For instance, one can speculate that the mind of the white man intrudes into his black characters at certain points when the black characters notice the generosity of white drivers during the bus strike, when they accept the decisions of white authority figures like Father Vincent without question, and when they seek for reconciliation with white characters such as James Jarvis. When compared to black African authors such as Chinua Achebe, the reader can see that Paton wishes to highlight those attributes upon which racial reconciliation can be built rather than simply to paint the terrible destructiveness of racial injustice. Thus, Paton's symbol for the next generation, the white child who reflects his father's respect for the Zulu, is a distinctly white perception of peace. One can speculate that a black writer on the same subject would see the hope of South Africa in a black child, one who might grow up in a country in which Africans had reclaimed their land from white intruders, and who might turn to tribal belief systems for their values rather than the transplanted Christian values which predominate in Paton's novel. There is no sense of irony in Paton's narration, for instance, that the broken tribes are broken, in part, by the imposition of a non-native religion.

Reading Cry, the Beloved Country is like reading a certain type of poetry, in that every word has significance and beauty. It is not a novel to be skimmed or read rapidly, even though it is fairly short. It is a book to be savored for its truthfulness, its carefulness, and its importance.

Works Cited

Baker, Sheridan, "Paton's Beloved Country and the Morality of Geography," in College

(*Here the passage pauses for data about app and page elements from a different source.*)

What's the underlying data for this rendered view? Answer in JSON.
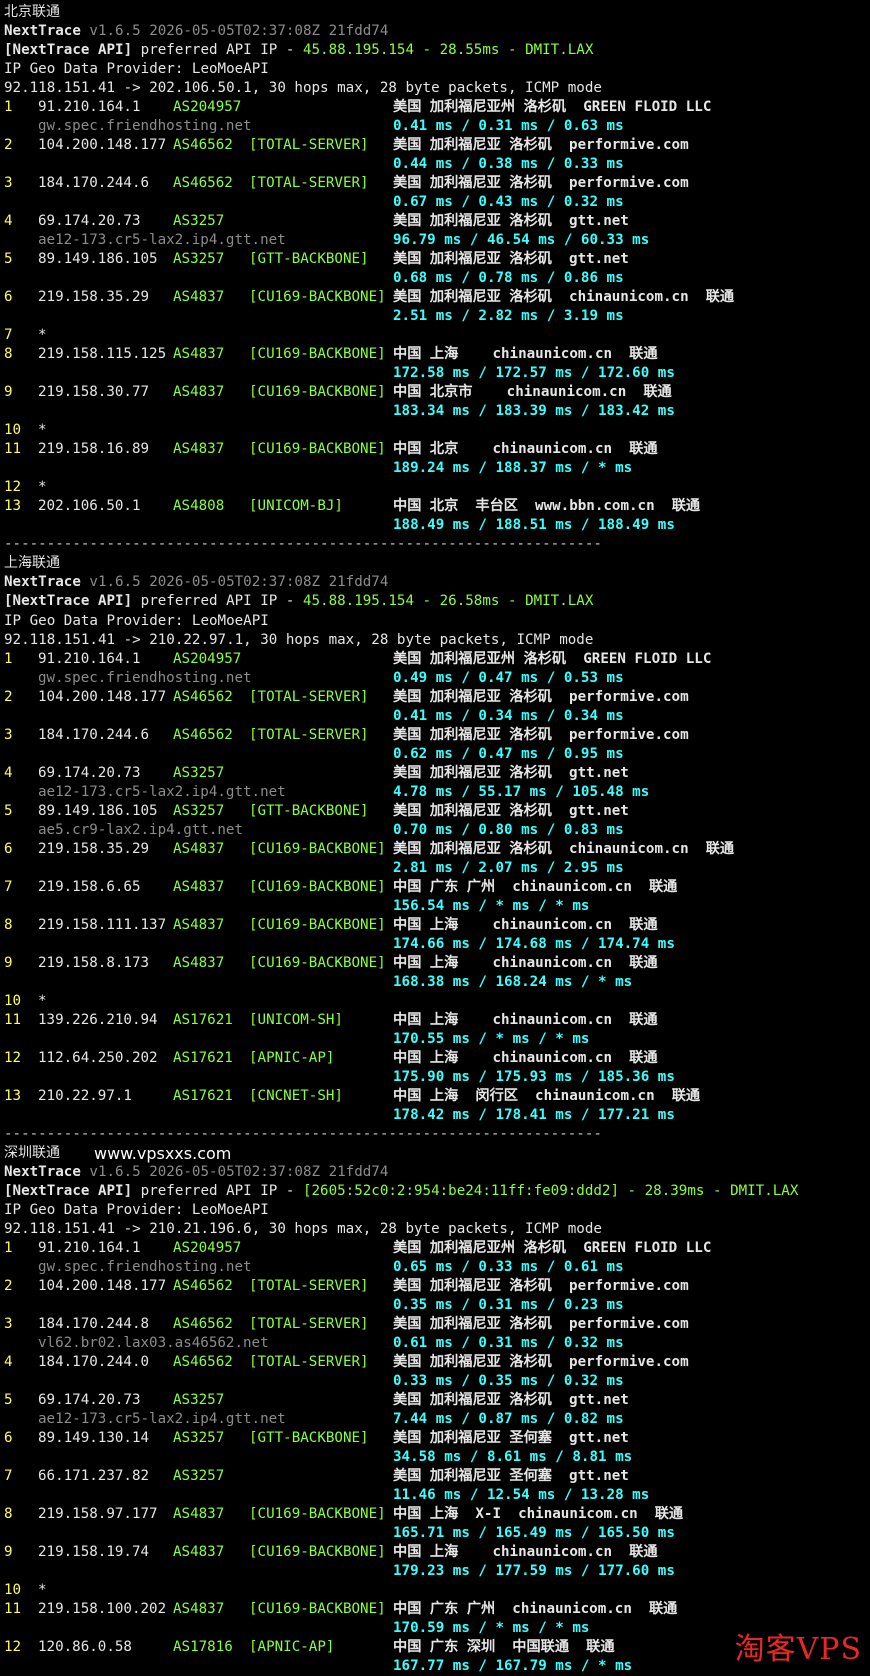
{
  "window": {
    "background": "#000000"
  },
  "colors": {
    "hop_num": "#ffff55",
    "ip": "#e6e6e6",
    "as": "#8aff3c",
    "latency": "#39ffff",
    "hostname": "#8c8c8c"
  },
  "blocks": [
    {
      "header": "北京联通",
      "site_label": "",
      "version_line": {
        "name": "NextTrace",
        "info": "v1.6.5 2026-05-05T02:37:08Z 21fdd74"
      },
      "api_line": {
        "prefix": "[NextTrace API]",
        "text": " preferred API IP - ",
        "ip": "45.88.195.154",
        "ms": "28.55ms",
        "node": "DMIT.LAX"
      },
      "geo_line": "IP Geo Data Provider: LeoMoeAPI",
      "trace_line": "92.118.151.41 -> 202.106.50.1, 30 hops max, 28 byte packets, ICMP mode",
      "hops": [
        {
          "n": "1",
          "ip": "91.210.164.1",
          "as": "AS204957",
          "tag": "",
          "geo": "美国 加利福尼亚州 洛杉矶",
          "org": "GREEN FLOID LLC",
          "host": "gw.spec.friendhosting.net",
          "rtt": "0.41 ms / 0.31 ms / 0.63 ms"
        },
        {
          "n": "2",
          "ip": "104.200.148.177",
          "as": "AS46562",
          "tag": "[TOTAL-SERVER]",
          "geo": "美国 加利福尼亚 洛杉矶",
          "org": "performive.com",
          "host": "",
          "rtt": "0.44 ms / 0.38 ms / 0.33 ms"
        },
        {
          "n": "3",
          "ip": "184.170.244.6",
          "as": "AS46562",
          "tag": "[TOTAL-SERVER]",
          "geo": "美国 加利福尼亚 洛杉矶",
          "org": "performive.com",
          "host": "",
          "rtt": "0.67 ms / 0.43 ms / 0.32 ms"
        },
        {
          "n": "4",
          "ip": "69.174.20.73",
          "as": "AS3257",
          "tag": "",
          "geo": "美国 加利福尼亚 洛杉矶",
          "org": "gtt.net",
          "host": "ae12-173.cr5-lax2.ip4.gtt.net",
          "rtt": "96.79 ms / 46.54 ms / 60.33 ms"
        },
        {
          "n": "5",
          "ip": "89.149.186.105",
          "as": "AS3257",
          "tag": "[GTT-BACKBONE]",
          "geo": "美国 加利福尼亚 洛杉矶",
          "org": "gtt.net",
          "host": "",
          "rtt": "0.68 ms / 0.78 ms / 0.86 ms"
        },
        {
          "n": "6",
          "ip": "219.158.35.29",
          "as": "AS4837",
          "tag": "[CU169-BACKBONE]",
          "geo": "美国 加利福尼亚 洛杉矶",
          "org": "chinaunicom.cn  联通",
          "host": "",
          "rtt": "2.51 ms / 2.82 ms / 3.19 ms"
        },
        {
          "n": "7",
          "star": true
        },
        {
          "n": "8",
          "ip": "219.158.115.125",
          "as": "AS4837",
          "tag": "[CU169-BACKBONE]",
          "geo": "中国 上海",
          "org": "  chinaunicom.cn  联通",
          "host": "",
          "rtt": "172.58 ms / 172.57 ms / 172.60 ms"
        },
        {
          "n": "9",
          "ip": "219.158.30.77",
          "as": "AS4837",
          "tag": "[CU169-BACKBONE]",
          "geo": "中国 北京市",
          "org": "  chinaunicom.cn  联通",
          "host": "",
          "rtt": "183.34 ms / 183.39 ms / 183.42 ms"
        },
        {
          "n": "10",
          "star": true
        },
        {
          "n": "11",
          "ip": "219.158.16.89",
          "as": "AS4837",
          "tag": "[CU169-BACKBONE]",
          "geo": "中国 北京",
          "org": "  chinaunicom.cn  联通",
          "host": "",
          "rtt": "189.24 ms / 188.37 ms / * ms"
        },
        {
          "n": "12",
          "star": true
        },
        {
          "n": "13",
          "ip": "202.106.50.1",
          "as": "AS4808",
          "tag": "[UNICOM-BJ]",
          "geo": "中国 北京  丰台区",
          "org": "www.bbn.com.cn  联通",
          "host": "",
          "rtt": "188.49 ms / 188.51 ms / 188.49 ms"
        }
      ],
      "separator": "----------------------------------------------------------------------"
    },
    {
      "header": "上海联通",
      "site_label": "",
      "version_line": {
        "name": "NextTrace",
        "info": "v1.6.5 2026-05-05T02:37:08Z 21fdd74"
      },
      "api_line": {
        "prefix": "[NextTrace API]",
        "text": " preferred API IP - ",
        "ip": "45.88.195.154",
        "ms": "26.58ms",
        "node": "DMIT.LAX"
      },
      "geo_line": "IP Geo Data Provider: LeoMoeAPI",
      "trace_line": "92.118.151.41 -> 210.22.97.1, 30 hops max, 28 byte packets, ICMP mode",
      "hops": [
        {
          "n": "1",
          "ip": "91.210.164.1",
          "as": "AS204957",
          "tag": "",
          "geo": "美国 加利福尼亚州 洛杉矶",
          "org": "GREEN FLOID LLC",
          "host": "gw.spec.friendhosting.net",
          "rtt": "0.49 ms / 0.47 ms / 0.53 ms"
        },
        {
          "n": "2",
          "ip": "104.200.148.177",
          "as": "AS46562",
          "tag": "[TOTAL-SERVER]",
          "geo": "美国 加利福尼亚 洛杉矶",
          "org": "performive.com",
          "host": "",
          "rtt": "0.41 ms / 0.34 ms / 0.34 ms"
        },
        {
          "n": "3",
          "ip": "184.170.244.6",
          "as": "AS46562",
          "tag": "[TOTAL-SERVER]",
          "geo": "美国 加利福尼亚 洛杉矶",
          "org": "performive.com",
          "host": "",
          "rtt": "0.62 ms / 0.47 ms / 0.95 ms"
        },
        {
          "n": "4",
          "ip": "69.174.20.73",
          "as": "AS3257",
          "tag": "",
          "geo": "美国 加利福尼亚 洛杉矶",
          "org": "gtt.net",
          "host": "ae12-173.cr5-lax2.ip4.gtt.net",
          "rtt": "4.78 ms / 55.17 ms / 105.48 ms"
        },
        {
          "n": "5",
          "ip": "89.149.186.105",
          "as": "AS3257",
          "tag": "[GTT-BACKBONE]",
          "geo": "美国 加利福尼亚 洛杉矶",
          "org": "gtt.net",
          "host": "ae5.cr9-lax2.ip4.gtt.net",
          "rtt": "0.70 ms / 0.80 ms / 0.83 ms"
        },
        {
          "n": "6",
          "ip": "219.158.35.29",
          "as": "AS4837",
          "tag": "[CU169-BACKBONE]",
          "geo": "美国 加利福尼亚 洛杉矶",
          "org": "chinaunicom.cn  联通",
          "host": "",
          "rtt": "2.81 ms / 2.07 ms / 2.95 ms"
        },
        {
          "n": "7",
          "ip": "219.158.6.65",
          "as": "AS4837",
          "tag": "[CU169-BACKBONE]",
          "geo": "中国 广东 广州",
          "org": "chinaunicom.cn  联通",
          "host": "",
          "rtt": "156.54 ms / * ms / * ms"
        },
        {
          "n": "8",
          "ip": "219.158.111.137",
          "as": "AS4837",
          "tag": "[CU169-BACKBONE]",
          "geo": "中国 上海",
          "org": "  chinaunicom.cn  联通",
          "host": "",
          "rtt": "174.66 ms / 174.68 ms / 174.74 ms"
        },
        {
          "n": "9",
          "ip": "219.158.8.173",
          "as": "AS4837",
          "tag": "[CU169-BACKBONE]",
          "geo": "中国 上海",
          "org": "  chinaunicom.cn  联通",
          "host": "",
          "rtt": "168.38 ms / 168.24 ms / * ms"
        },
        {
          "n": "10",
          "star": true
        },
        {
          "n": "11",
          "ip": "139.226.210.94",
          "as": "AS17621",
          "tag": "[UNICOM-SH]",
          "geo": "中国 上海",
          "org": "  chinaunicom.cn  联通",
          "host": "",
          "rtt": "170.55 ms / * ms / * ms"
        },
        {
          "n": "12",
          "ip": "112.64.250.202",
          "as": "AS17621",
          "tag": "[APNIC-AP]",
          "geo": "中国 上海",
          "org": "  chinaunicom.cn  联通",
          "host": "",
          "rtt": "175.90 ms / 175.93 ms / 185.36 ms"
        },
        {
          "n": "13",
          "ip": "210.22.97.1",
          "as": "AS17621",
          "tag": "[CNCNET-SH]",
          "geo": "中国 上海  闵行区",
          "org": "chinaunicom.cn  联通",
          "host": "",
          "rtt": "178.42 ms / 178.41 ms / 177.21 ms"
        }
      ],
      "separator": "----------------------------------------------------------------------"
    },
    {
      "header": "深圳联通",
      "site_label": "www.vpsxxs.com",
      "version_line": {
        "name": "NextTrace",
        "info": "v1.6.5 2026-05-05T02:37:08Z 21fdd74"
      },
      "api_line": {
        "prefix": "[NextTrace API]",
        "text": " preferred API IP - ",
        "ip": "[2605:52c0:2:954:be24:11ff:fe09:ddd2]",
        "ms": "28.39ms",
        "node": "DMIT.LAX"
      },
      "geo_line": "IP Geo Data Provider: LeoMoeAPI",
      "trace_line": "92.118.151.41 -> 210.21.196.6, 30 hops max, 28 byte packets, ICMP mode",
      "hops": [
        {
          "n": "1",
          "ip": "91.210.164.1",
          "as": "AS204957",
          "tag": "",
          "geo": "美国 加利福尼亚州 洛杉矶",
          "org": "GREEN FLOID LLC",
          "host": "gw.spec.friendhosting.net",
          "rtt": "0.65 ms / 0.33 ms / 0.61 ms"
        },
        {
          "n": "2",
          "ip": "104.200.148.177",
          "as": "AS46562",
          "tag": "[TOTAL-SERVER]",
          "geo": "美国 加利福尼亚 洛杉矶",
          "org": "performive.com",
          "host": "",
          "rtt": "0.35 ms / 0.31 ms / 0.23 ms"
        },
        {
          "n": "3",
          "ip": "184.170.244.8",
          "as": "AS46562",
          "tag": "[TOTAL-SERVER]",
          "geo": "美国 加利福尼亚 洛杉矶",
          "org": "performive.com",
          "host": "vl62.br02.lax03.as46562.net",
          "rtt": "0.61 ms / 0.31 ms / 0.32 ms"
        },
        {
          "n": "4",
          "ip": "184.170.244.0",
          "as": "AS46562",
          "tag": "[TOTAL-SERVER]",
          "geo": "美国 加利福尼亚 洛杉矶",
          "org": "performive.com",
          "host": "",
          "rtt": "0.33 ms / 0.35 ms / 0.32 ms"
        },
        {
          "n": "5",
          "ip": "69.174.20.73",
          "as": "AS3257",
          "tag": "",
          "geo": "美国 加利福尼亚 洛杉矶",
          "org": "gtt.net",
          "host": "ae12-173.cr5-lax2.ip4.gtt.net",
          "rtt": "7.44 ms / 0.87 ms / 0.82 ms"
        },
        {
          "n": "6",
          "ip": "89.149.130.14",
          "as": "AS3257",
          "tag": "[GTT-BACKBONE]",
          "geo": "美国 加利福尼亚 圣何塞",
          "org": "gtt.net",
          "host": "",
          "rtt": "34.58 ms / 8.61 ms / 8.81 ms"
        },
        {
          "n": "7",
          "ip": "66.171.237.82",
          "as": "AS3257",
          "tag": "",
          "geo": "美国 加利福尼亚 圣何塞",
          "org": "gtt.net",
          "host": "",
          "rtt": "11.46 ms / 12.54 ms / 13.28 ms"
        },
        {
          "n": "8",
          "ip": "219.158.97.177",
          "as": "AS4837",
          "tag": "[CU169-BACKBONE]",
          "geo": "中国 上海  X-I",
          "org": "chinaunicom.cn  联通",
          "host": "",
          "rtt": "165.71 ms / 165.49 ms / 165.50 ms"
        },
        {
          "n": "9",
          "ip": "219.158.19.74",
          "as": "AS4837",
          "tag": "[CU169-BACKBONE]",
          "geo": "中国 上海",
          "org": "  chinaunicom.cn  联通",
          "host": "",
          "rtt": "179.23 ms / 177.59 ms / 177.60 ms"
        },
        {
          "n": "10",
          "star": true
        },
        {
          "n": "11",
          "ip": "219.158.100.202",
          "as": "AS4837",
          "tag": "[CU169-BACKBONE]",
          "geo": "中国 广东 广州",
          "org": "chinaunicom.cn  联通",
          "host": "",
          "rtt": "170.59 ms / * ms / * ms"
        },
        {
          "n": "12",
          "ip": "120.86.0.58",
          "as": "AS17816",
          "tag": "[APNIC-AP]",
          "geo": "中国 广东 深圳",
          "org": "中国联通  联通",
          "host": "",
          "rtt": "167.77 ms / 167.79 ms / * ms"
        }
      ],
      "separator": ""
    }
  ],
  "watermark": "淘客VPS"
}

English, Vol. 19, November, 1957, pp. 56-61.

Bruell, Edwin, "Keen Scalpel on Racial Ills," in English Journal, Vol. 53, December,

1964, pp. 658-61.

Callan, Edward, Cry, The Beloved Country: A Novel of South Africa, Twayne, 1991.

Fuller, Edmund, Man in Modern Fiction: Some Minority Opinions on Contemporary

American Writing, Random House, 1958, p. 40.

Gailey, Harry A., "Sheridan Baker's 'Paton's Beloved Country,'" in College English, Vol.

20, December 1958, pp. 143-44.

Gardiner, Harold C., In All Conscience: Reflections on Books and Culture, Hanover

House, 1959, pp. 108-12.

Graham Hough, "Doomed," in London Review of Books, December 3-16, 1981, pp. 16-


Matlaw, Myron, review of Cry, the Beloved Country in Arcadia, Vol. 10, No. 3, 1975.

Minter, William, "Moderate to a Fault?" in New York Times Book Review, November 20,

1988, p. 36.

Tucker, Martin, Africa in Modern Literature: A Survey of Contemporary Writing in

English, Ungar, 1967.